Exercise directions
If a line in the entries below holds the string "ootd", copy it.

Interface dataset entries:

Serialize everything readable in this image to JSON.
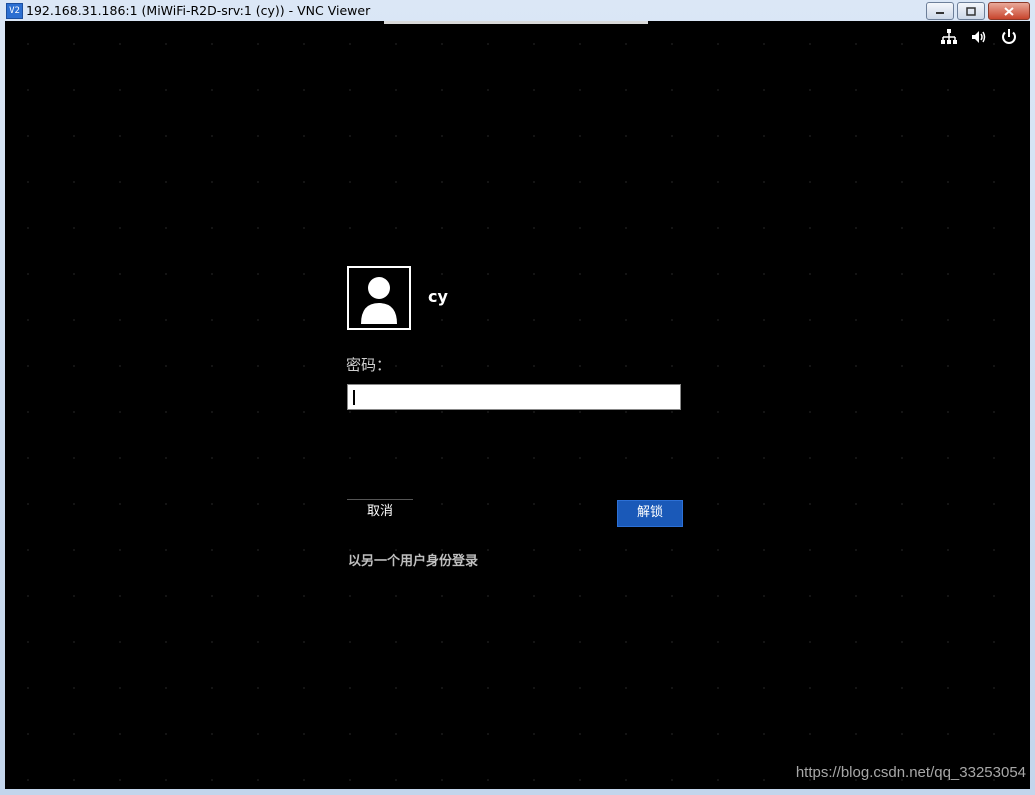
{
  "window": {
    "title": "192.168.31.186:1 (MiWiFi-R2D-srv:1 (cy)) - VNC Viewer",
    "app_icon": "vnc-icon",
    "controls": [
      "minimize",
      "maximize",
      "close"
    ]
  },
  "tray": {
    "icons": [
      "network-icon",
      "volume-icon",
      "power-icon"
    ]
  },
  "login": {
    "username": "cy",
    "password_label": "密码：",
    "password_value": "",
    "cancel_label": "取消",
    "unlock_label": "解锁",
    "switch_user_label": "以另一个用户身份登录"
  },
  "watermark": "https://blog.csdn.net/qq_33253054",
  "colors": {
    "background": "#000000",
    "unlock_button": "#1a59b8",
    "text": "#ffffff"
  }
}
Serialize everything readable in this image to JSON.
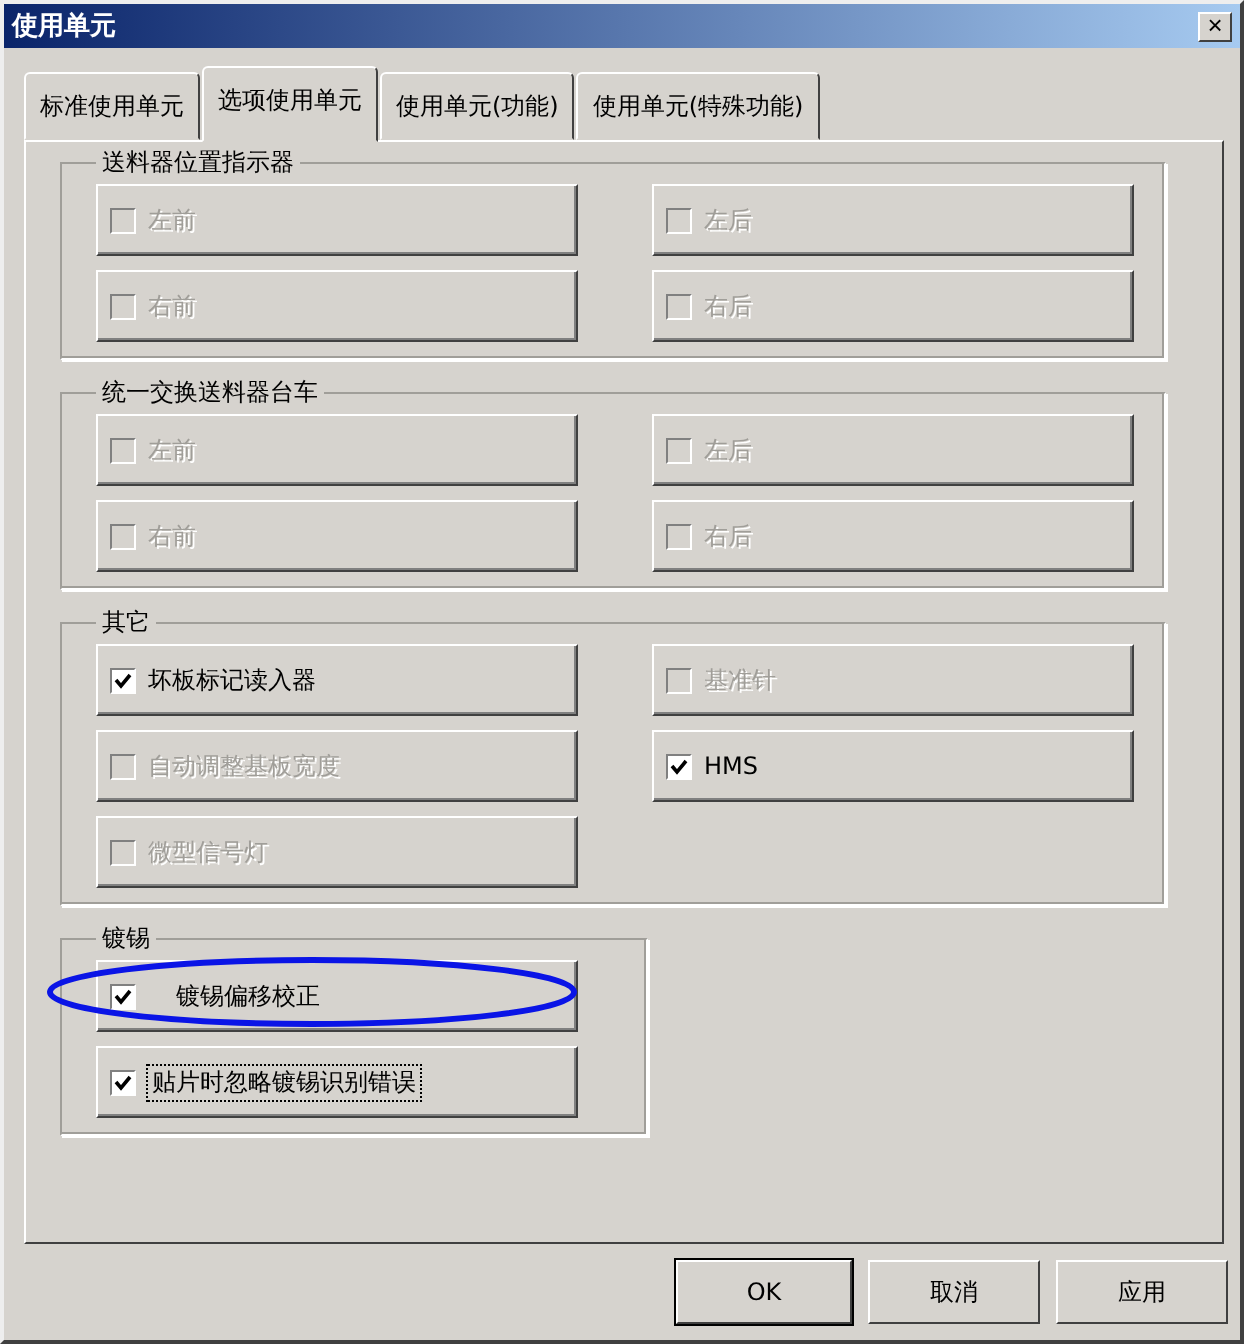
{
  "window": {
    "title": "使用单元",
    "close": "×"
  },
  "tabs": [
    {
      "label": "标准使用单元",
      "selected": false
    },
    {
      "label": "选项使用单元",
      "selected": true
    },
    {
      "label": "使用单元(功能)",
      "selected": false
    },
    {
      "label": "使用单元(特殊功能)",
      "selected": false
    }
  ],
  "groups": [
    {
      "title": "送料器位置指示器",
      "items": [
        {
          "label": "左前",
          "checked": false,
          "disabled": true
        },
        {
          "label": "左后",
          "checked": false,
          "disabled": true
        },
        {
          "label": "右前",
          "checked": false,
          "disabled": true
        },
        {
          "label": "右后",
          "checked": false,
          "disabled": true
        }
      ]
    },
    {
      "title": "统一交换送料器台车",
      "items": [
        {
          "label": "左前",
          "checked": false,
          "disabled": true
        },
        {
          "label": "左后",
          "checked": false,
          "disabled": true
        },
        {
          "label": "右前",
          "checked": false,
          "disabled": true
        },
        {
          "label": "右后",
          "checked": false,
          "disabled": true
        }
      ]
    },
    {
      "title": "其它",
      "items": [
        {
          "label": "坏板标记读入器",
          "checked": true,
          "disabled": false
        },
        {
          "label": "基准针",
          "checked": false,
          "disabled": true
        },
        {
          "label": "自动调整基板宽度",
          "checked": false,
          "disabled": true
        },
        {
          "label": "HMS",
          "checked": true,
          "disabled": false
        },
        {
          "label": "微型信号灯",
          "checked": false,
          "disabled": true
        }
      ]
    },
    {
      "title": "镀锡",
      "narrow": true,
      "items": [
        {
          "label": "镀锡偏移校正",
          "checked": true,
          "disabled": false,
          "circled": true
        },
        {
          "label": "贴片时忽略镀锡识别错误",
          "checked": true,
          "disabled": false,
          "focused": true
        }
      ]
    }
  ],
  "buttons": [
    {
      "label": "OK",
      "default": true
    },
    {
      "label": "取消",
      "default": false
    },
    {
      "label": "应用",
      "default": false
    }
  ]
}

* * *

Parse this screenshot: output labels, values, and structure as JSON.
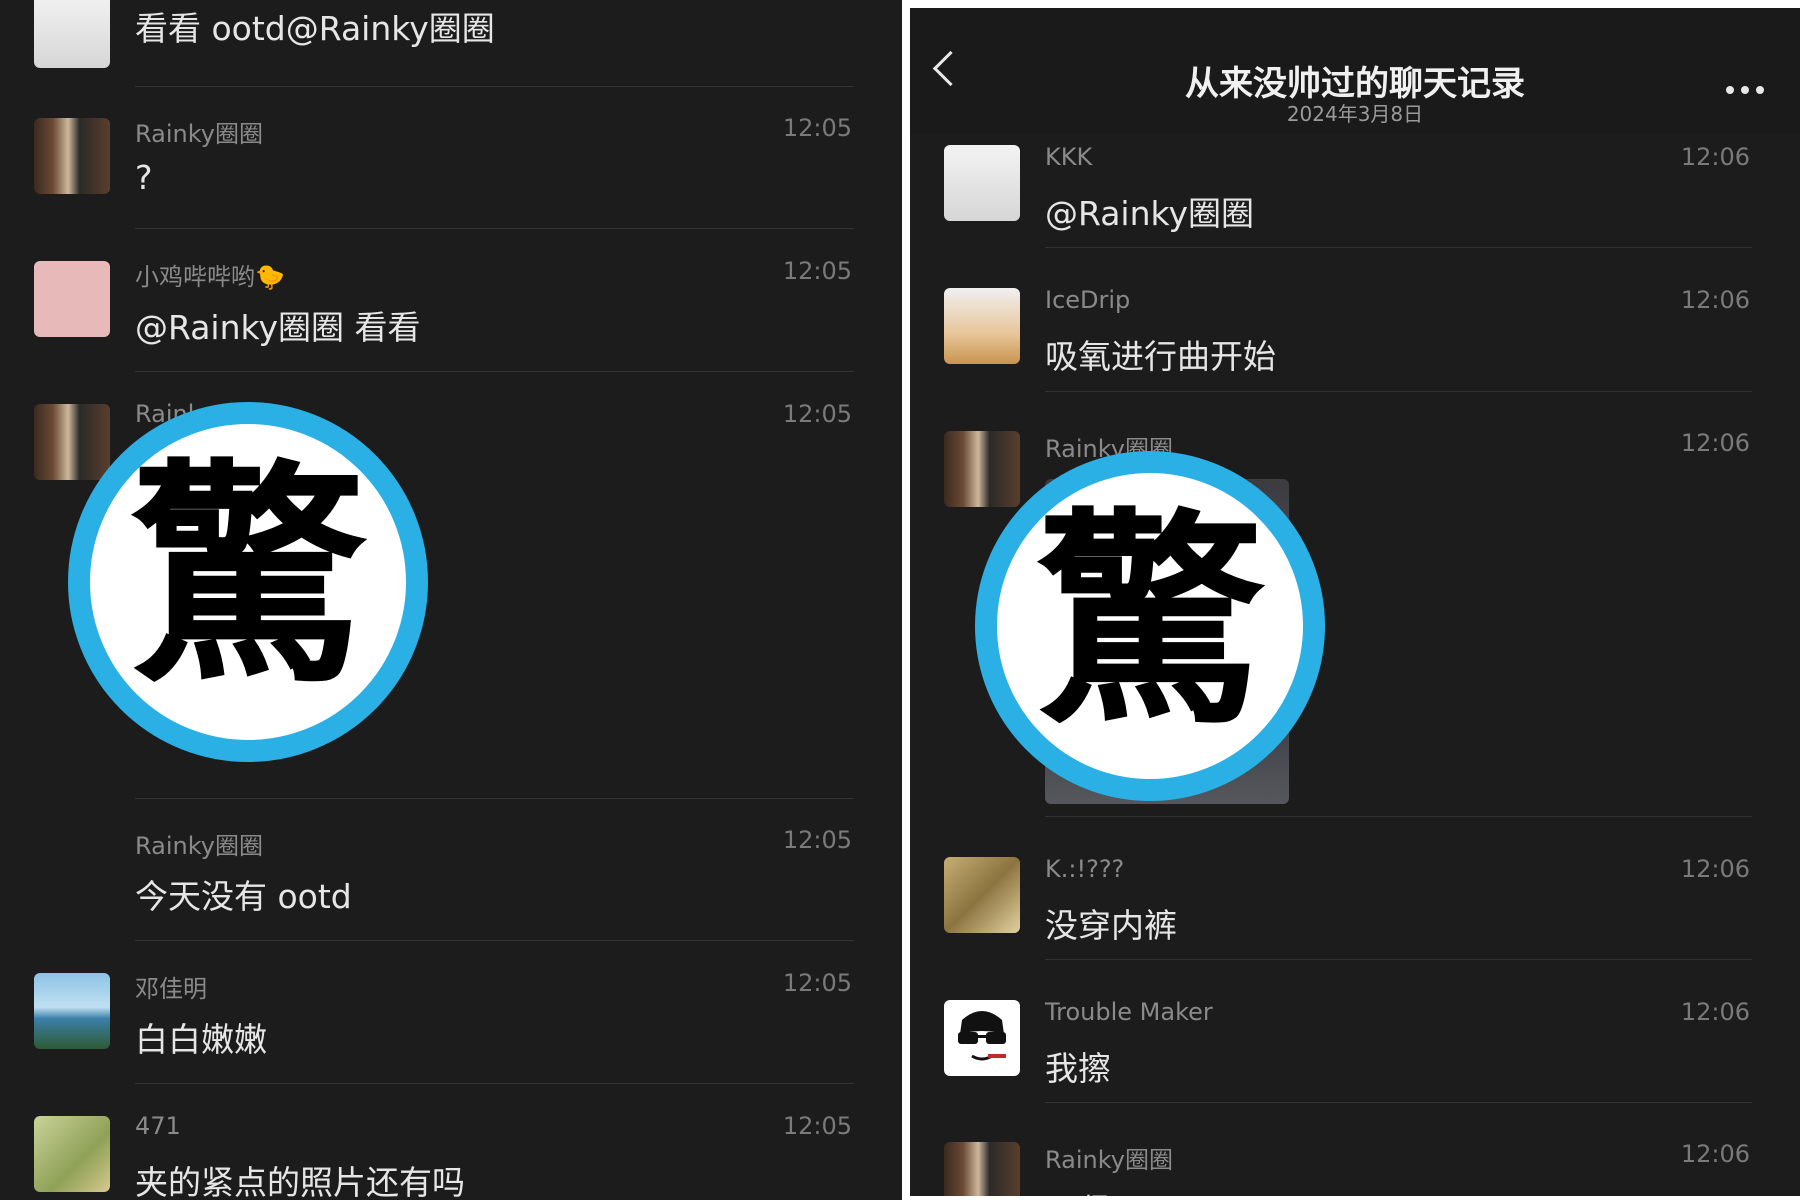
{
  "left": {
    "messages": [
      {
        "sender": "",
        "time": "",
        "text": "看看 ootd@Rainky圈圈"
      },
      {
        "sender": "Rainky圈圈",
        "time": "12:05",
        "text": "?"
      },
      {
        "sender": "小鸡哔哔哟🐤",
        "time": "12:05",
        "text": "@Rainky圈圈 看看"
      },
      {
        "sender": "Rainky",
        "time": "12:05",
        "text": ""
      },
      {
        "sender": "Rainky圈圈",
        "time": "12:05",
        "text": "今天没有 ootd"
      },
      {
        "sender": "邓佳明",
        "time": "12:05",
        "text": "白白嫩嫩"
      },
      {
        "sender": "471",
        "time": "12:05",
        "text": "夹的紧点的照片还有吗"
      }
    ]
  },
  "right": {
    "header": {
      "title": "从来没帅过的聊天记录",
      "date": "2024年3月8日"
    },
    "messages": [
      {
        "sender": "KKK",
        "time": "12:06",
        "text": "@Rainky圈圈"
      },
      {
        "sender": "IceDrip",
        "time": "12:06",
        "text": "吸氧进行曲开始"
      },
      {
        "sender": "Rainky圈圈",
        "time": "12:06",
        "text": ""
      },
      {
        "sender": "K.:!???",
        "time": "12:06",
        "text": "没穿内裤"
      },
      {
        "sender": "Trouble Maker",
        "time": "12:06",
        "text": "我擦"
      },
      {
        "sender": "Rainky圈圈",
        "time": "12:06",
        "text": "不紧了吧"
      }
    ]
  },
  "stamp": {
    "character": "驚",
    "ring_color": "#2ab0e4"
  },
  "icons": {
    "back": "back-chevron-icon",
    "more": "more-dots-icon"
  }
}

Answer space
        "text": "看看 ootd@Rainky圈圈"
        "text": "今天没有 ootd"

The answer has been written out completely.